Your task:
Would you copy each line of the records that includes the word "true"?
____
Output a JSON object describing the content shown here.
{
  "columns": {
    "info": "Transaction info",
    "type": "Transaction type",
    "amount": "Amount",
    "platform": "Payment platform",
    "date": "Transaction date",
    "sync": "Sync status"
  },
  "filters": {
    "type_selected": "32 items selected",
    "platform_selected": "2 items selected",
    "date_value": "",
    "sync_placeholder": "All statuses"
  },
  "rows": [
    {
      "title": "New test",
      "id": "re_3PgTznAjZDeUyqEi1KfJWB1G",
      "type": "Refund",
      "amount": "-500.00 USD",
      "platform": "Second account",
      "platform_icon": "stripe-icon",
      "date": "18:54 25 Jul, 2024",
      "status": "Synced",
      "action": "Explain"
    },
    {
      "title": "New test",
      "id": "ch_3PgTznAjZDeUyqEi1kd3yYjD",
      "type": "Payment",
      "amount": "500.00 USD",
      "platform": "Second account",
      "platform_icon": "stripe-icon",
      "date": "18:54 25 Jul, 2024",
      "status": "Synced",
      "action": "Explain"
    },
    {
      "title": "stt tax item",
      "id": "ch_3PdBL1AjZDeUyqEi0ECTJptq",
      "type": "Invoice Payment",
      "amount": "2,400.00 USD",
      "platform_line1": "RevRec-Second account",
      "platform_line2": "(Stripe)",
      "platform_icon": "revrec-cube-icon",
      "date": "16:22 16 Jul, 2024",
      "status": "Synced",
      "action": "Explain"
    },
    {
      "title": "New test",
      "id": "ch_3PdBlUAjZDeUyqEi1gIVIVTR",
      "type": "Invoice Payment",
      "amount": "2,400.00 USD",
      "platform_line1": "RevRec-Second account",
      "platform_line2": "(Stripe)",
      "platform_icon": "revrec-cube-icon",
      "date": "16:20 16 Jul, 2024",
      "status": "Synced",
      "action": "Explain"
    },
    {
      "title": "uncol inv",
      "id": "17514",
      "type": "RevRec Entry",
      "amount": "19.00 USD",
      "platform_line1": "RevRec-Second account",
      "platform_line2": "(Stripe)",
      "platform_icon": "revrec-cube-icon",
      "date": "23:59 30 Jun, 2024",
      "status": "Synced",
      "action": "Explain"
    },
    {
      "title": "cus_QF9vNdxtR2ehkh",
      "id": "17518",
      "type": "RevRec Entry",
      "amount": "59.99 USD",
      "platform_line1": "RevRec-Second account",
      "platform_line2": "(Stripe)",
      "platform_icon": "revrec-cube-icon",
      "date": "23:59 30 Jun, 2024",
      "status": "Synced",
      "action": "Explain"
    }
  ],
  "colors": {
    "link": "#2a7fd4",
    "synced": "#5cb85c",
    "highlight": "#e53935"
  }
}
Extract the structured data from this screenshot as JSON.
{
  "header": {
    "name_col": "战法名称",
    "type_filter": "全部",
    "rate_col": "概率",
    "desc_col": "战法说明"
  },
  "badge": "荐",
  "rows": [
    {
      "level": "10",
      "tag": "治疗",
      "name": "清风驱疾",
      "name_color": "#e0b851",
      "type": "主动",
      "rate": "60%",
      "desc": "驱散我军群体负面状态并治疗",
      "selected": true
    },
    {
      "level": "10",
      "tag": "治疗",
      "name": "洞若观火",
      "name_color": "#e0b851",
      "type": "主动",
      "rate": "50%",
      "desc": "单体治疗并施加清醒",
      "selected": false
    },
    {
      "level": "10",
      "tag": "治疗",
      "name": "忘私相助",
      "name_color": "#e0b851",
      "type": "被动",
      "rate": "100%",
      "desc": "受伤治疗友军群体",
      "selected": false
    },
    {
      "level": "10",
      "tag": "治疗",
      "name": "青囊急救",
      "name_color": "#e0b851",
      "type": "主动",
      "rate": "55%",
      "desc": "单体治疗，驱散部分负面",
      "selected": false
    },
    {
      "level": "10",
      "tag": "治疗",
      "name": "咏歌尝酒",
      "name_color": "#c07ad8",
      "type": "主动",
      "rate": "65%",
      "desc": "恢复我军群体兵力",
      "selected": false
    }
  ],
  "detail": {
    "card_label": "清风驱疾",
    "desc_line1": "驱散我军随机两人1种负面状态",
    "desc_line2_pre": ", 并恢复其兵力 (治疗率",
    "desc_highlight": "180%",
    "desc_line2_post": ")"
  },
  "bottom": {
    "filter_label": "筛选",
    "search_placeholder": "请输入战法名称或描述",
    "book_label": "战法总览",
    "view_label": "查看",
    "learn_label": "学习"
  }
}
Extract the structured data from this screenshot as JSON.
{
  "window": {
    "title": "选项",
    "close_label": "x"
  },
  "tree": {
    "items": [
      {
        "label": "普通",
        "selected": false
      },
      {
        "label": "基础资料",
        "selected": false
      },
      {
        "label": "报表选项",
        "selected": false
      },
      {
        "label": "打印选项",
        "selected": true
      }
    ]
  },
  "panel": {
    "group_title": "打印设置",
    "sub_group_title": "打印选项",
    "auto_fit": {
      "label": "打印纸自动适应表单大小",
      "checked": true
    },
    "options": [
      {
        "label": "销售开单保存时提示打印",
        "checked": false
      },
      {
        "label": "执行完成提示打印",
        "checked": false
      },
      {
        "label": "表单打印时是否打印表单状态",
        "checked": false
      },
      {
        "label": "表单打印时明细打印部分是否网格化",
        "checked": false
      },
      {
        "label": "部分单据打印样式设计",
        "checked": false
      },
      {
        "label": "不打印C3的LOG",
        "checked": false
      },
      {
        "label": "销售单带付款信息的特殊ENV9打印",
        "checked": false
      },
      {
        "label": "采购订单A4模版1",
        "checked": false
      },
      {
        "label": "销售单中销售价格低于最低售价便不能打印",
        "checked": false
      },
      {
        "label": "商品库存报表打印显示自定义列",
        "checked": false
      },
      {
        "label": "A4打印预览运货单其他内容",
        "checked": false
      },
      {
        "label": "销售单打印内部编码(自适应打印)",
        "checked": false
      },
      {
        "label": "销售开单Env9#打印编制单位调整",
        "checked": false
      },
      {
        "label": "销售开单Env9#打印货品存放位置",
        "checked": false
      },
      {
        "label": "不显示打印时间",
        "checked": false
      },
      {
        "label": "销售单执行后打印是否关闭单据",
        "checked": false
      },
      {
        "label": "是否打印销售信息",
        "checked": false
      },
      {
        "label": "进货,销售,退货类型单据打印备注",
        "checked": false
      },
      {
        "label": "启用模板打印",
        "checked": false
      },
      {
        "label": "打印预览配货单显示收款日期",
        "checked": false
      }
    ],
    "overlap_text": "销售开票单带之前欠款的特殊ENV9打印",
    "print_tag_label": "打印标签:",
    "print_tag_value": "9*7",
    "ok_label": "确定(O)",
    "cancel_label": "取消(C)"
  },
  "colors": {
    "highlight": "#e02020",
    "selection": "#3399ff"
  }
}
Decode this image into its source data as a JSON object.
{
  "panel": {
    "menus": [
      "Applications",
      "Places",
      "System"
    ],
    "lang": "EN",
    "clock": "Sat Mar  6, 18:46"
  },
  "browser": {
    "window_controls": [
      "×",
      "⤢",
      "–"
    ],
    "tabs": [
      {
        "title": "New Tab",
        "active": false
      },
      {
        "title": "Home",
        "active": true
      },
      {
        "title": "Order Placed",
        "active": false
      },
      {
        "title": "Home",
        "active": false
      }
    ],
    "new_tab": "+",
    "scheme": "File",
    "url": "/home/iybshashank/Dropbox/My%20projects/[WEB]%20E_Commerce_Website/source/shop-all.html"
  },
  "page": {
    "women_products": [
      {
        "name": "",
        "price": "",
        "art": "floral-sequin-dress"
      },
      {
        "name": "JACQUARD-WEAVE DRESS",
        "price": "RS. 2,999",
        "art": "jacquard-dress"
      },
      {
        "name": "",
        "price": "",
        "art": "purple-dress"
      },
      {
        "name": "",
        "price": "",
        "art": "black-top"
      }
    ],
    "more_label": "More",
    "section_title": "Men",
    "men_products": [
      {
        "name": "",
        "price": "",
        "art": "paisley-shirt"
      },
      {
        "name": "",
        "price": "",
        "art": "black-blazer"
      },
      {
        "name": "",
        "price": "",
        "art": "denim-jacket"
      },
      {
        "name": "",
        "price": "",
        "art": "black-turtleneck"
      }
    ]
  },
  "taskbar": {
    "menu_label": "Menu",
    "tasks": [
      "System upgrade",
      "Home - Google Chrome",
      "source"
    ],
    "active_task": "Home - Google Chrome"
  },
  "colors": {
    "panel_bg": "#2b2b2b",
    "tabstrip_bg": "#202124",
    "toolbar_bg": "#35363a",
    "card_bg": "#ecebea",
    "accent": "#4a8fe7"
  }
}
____
Solution for this problem:
      "selected": true
        "selected": true
      "checked": true
        "active": true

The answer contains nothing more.